The surveillance advertising to financial fraud pipeline

Finding suckers is the one thing ad-targeting is good at.

Cory Doctorow


Hieronymus Bosch’s painting ‘The Conjurer,” which depicts a con artist playing a shell game with a bunch of gawping medieval yokels. The conjurer’s head has been replaced with the menacing red eye of HAL 900 from Stanley Kubrick’s ‘2001: A Space Odyssey.’ Image: Cryteria (modified) CC BY 3.0

Monday (October 2), I’ll be in Boise to host an event with VE Schwab. October 7–8, I’m in Milan to keynote Wired Nextfest.

Being watched sucks. Of all the parenting mistakes I’ve made, none haunt me more than the times my daughter caught me watching her while she was learning to do something, discovered she was being observed in a vulnerable moment, and abandoned her attempt:

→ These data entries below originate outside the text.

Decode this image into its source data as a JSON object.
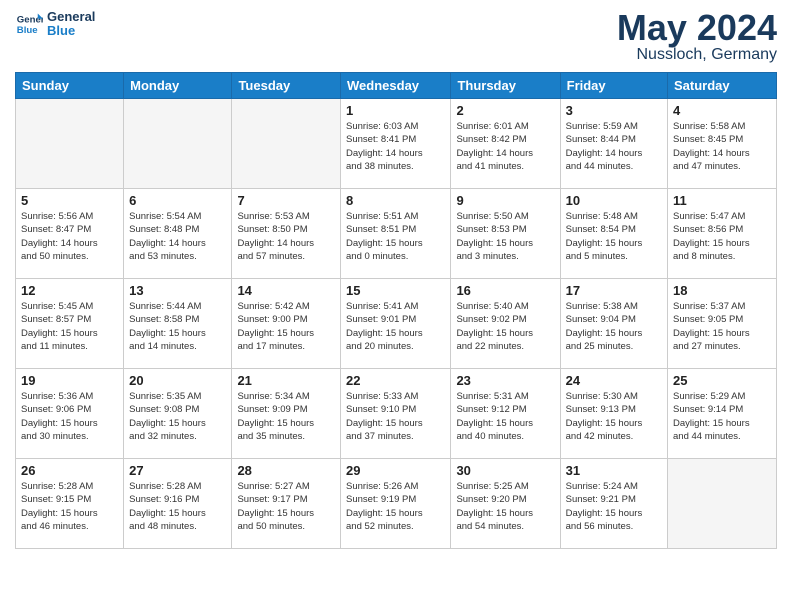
{
  "logo": {
    "line1": "General",
    "line2": "Blue"
  },
  "header": {
    "month": "May 2024",
    "location": "Nussloch, Germany"
  },
  "weekdays": [
    "Sunday",
    "Monday",
    "Tuesday",
    "Wednesday",
    "Thursday",
    "Friday",
    "Saturday"
  ],
  "weeks": [
    [
      {
        "day": "",
        "info": ""
      },
      {
        "day": "",
        "info": ""
      },
      {
        "day": "",
        "info": ""
      },
      {
        "day": "1",
        "info": "Sunrise: 6:03 AM\nSunset: 8:41 PM\nDaylight: 14 hours\nand 38 minutes."
      },
      {
        "day": "2",
        "info": "Sunrise: 6:01 AM\nSunset: 8:42 PM\nDaylight: 14 hours\nand 41 minutes."
      },
      {
        "day": "3",
        "info": "Sunrise: 5:59 AM\nSunset: 8:44 PM\nDaylight: 14 hours\nand 44 minutes."
      },
      {
        "day": "4",
        "info": "Sunrise: 5:58 AM\nSunset: 8:45 PM\nDaylight: 14 hours\nand 47 minutes."
      }
    ],
    [
      {
        "day": "5",
        "info": "Sunrise: 5:56 AM\nSunset: 8:47 PM\nDaylight: 14 hours\nand 50 minutes."
      },
      {
        "day": "6",
        "info": "Sunrise: 5:54 AM\nSunset: 8:48 PM\nDaylight: 14 hours\nand 53 minutes."
      },
      {
        "day": "7",
        "info": "Sunrise: 5:53 AM\nSunset: 8:50 PM\nDaylight: 14 hours\nand 57 minutes."
      },
      {
        "day": "8",
        "info": "Sunrise: 5:51 AM\nSunset: 8:51 PM\nDaylight: 15 hours\nand 0 minutes."
      },
      {
        "day": "9",
        "info": "Sunrise: 5:50 AM\nSunset: 8:53 PM\nDaylight: 15 hours\nand 3 minutes."
      },
      {
        "day": "10",
        "info": "Sunrise: 5:48 AM\nSunset: 8:54 PM\nDaylight: 15 hours\nand 5 minutes."
      },
      {
        "day": "11",
        "info": "Sunrise: 5:47 AM\nSunset: 8:56 PM\nDaylight: 15 hours\nand 8 minutes."
      }
    ],
    [
      {
        "day": "12",
        "info": "Sunrise: 5:45 AM\nSunset: 8:57 PM\nDaylight: 15 hours\nand 11 minutes."
      },
      {
        "day": "13",
        "info": "Sunrise: 5:44 AM\nSunset: 8:58 PM\nDaylight: 15 hours\nand 14 minutes."
      },
      {
        "day": "14",
        "info": "Sunrise: 5:42 AM\nSunset: 9:00 PM\nDaylight: 15 hours\nand 17 minutes."
      },
      {
        "day": "15",
        "info": "Sunrise: 5:41 AM\nSunset: 9:01 PM\nDaylight: 15 hours\nand 20 minutes."
      },
      {
        "day": "16",
        "info": "Sunrise: 5:40 AM\nSunset: 9:02 PM\nDaylight: 15 hours\nand 22 minutes."
      },
      {
        "day": "17",
        "info": "Sunrise: 5:38 AM\nSunset: 9:04 PM\nDaylight: 15 hours\nand 25 minutes."
      },
      {
        "day": "18",
        "info": "Sunrise: 5:37 AM\nSunset: 9:05 PM\nDaylight: 15 hours\nand 27 minutes."
      }
    ],
    [
      {
        "day": "19",
        "info": "Sunrise: 5:36 AM\nSunset: 9:06 PM\nDaylight: 15 hours\nand 30 minutes."
      },
      {
        "day": "20",
        "info": "Sunrise: 5:35 AM\nSunset: 9:08 PM\nDaylight: 15 hours\nand 32 minutes."
      },
      {
        "day": "21",
        "info": "Sunrise: 5:34 AM\nSunset: 9:09 PM\nDaylight: 15 hours\nand 35 minutes."
      },
      {
        "day": "22",
        "info": "Sunrise: 5:33 AM\nSunset: 9:10 PM\nDaylight: 15 hours\nand 37 minutes."
      },
      {
        "day": "23",
        "info": "Sunrise: 5:31 AM\nSunset: 9:12 PM\nDaylight: 15 hours\nand 40 minutes."
      },
      {
        "day": "24",
        "info": "Sunrise: 5:30 AM\nSunset: 9:13 PM\nDaylight: 15 hours\nand 42 minutes."
      },
      {
        "day": "25",
        "info": "Sunrise: 5:29 AM\nSunset: 9:14 PM\nDaylight: 15 hours\nand 44 minutes."
      }
    ],
    [
      {
        "day": "26",
        "info": "Sunrise: 5:28 AM\nSunset: 9:15 PM\nDaylight: 15 hours\nand 46 minutes."
      },
      {
        "day": "27",
        "info": "Sunrise: 5:28 AM\nSunset: 9:16 PM\nDaylight: 15 hours\nand 48 minutes."
      },
      {
        "day": "28",
        "info": "Sunrise: 5:27 AM\nSunset: 9:17 PM\nDaylight: 15 hours\nand 50 minutes."
      },
      {
        "day": "29",
        "info": "Sunrise: 5:26 AM\nSunset: 9:19 PM\nDaylight: 15 hours\nand 52 minutes."
      },
      {
        "day": "30",
        "info": "Sunrise: 5:25 AM\nSunset: 9:20 PM\nDaylight: 15 hours\nand 54 minutes."
      },
      {
        "day": "31",
        "info": "Sunrise: 5:24 AM\nSunset: 9:21 PM\nDaylight: 15 hours\nand 56 minutes."
      },
      {
        "day": "",
        "info": ""
      }
    ]
  ]
}
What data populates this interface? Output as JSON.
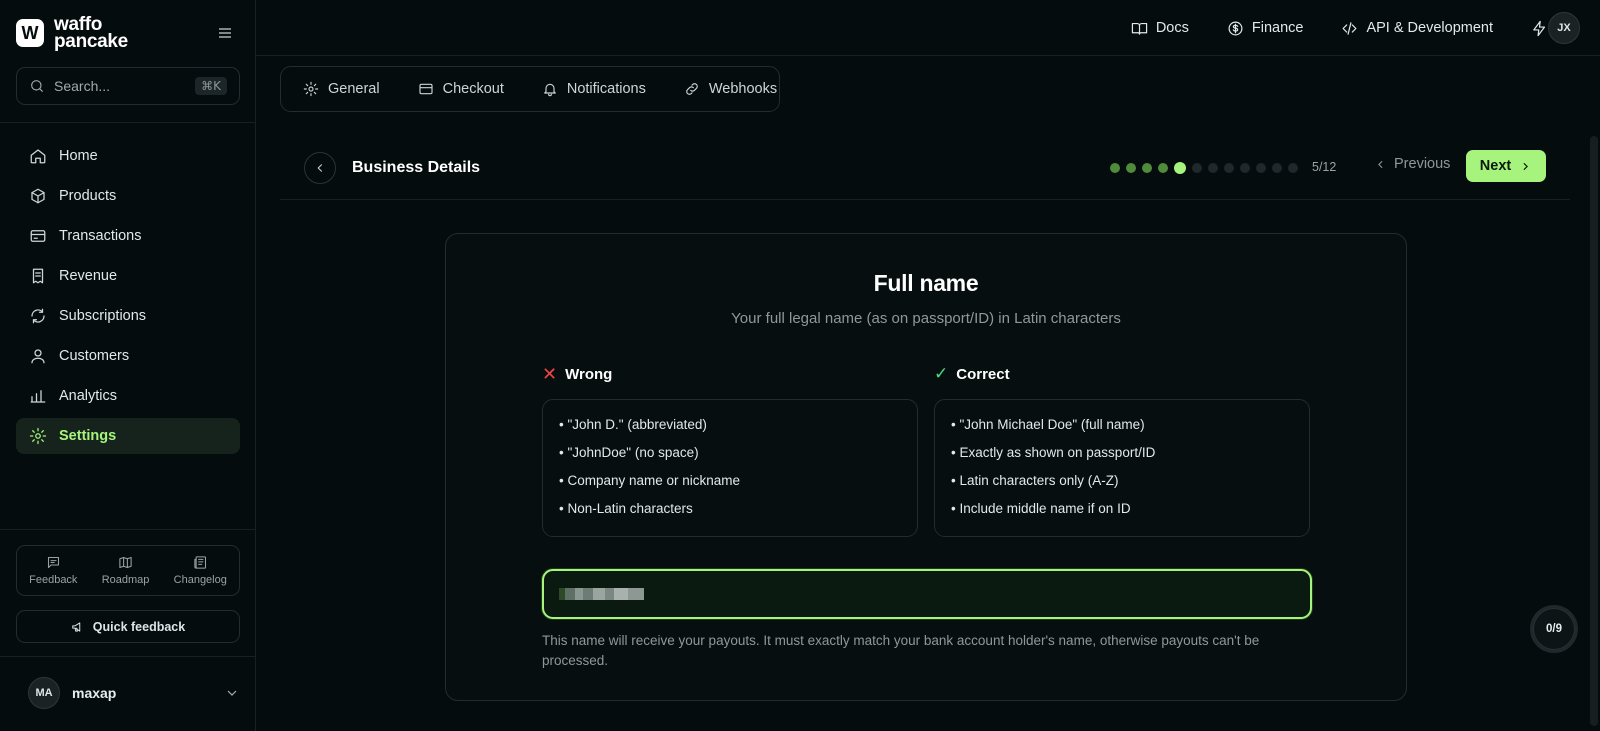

It’s hard to be your authentic self while you’re under surveillance. For that reason alone, the rise and rise of the surveillance industry — an unholy public-private partnership between cops, spooks, and ad-tech scum — is a plague on humanity and a scourge on the Earth:

But beyond the psychic damage surveillance metes out, there are immediate, concrete ways in which surveillance brings us to harm. Ad-tech follows us into abortion clinics and then sells the info to the cops back home in the forced birth states run by Handmaid’s Tale LARPers:

And even if you have the good fortune to live in a state whose motto isn’t “There’s no ‘I” in uter-US,” ad-tech also lets anti-abortion propagandists trick you into visiting fake “clinics” who defraud you into giving birth by running out the clock on terminating your pregnancy:

The commercial surveillance industry fuels SWATting, where sociopaths who don’t like your internet opinions or are steamed because you beat them at Call of Duty trick the cops into thinking that there’s an “active shooter” at your house, provoking the kind of American policing autoimmune reaction that can get you killed: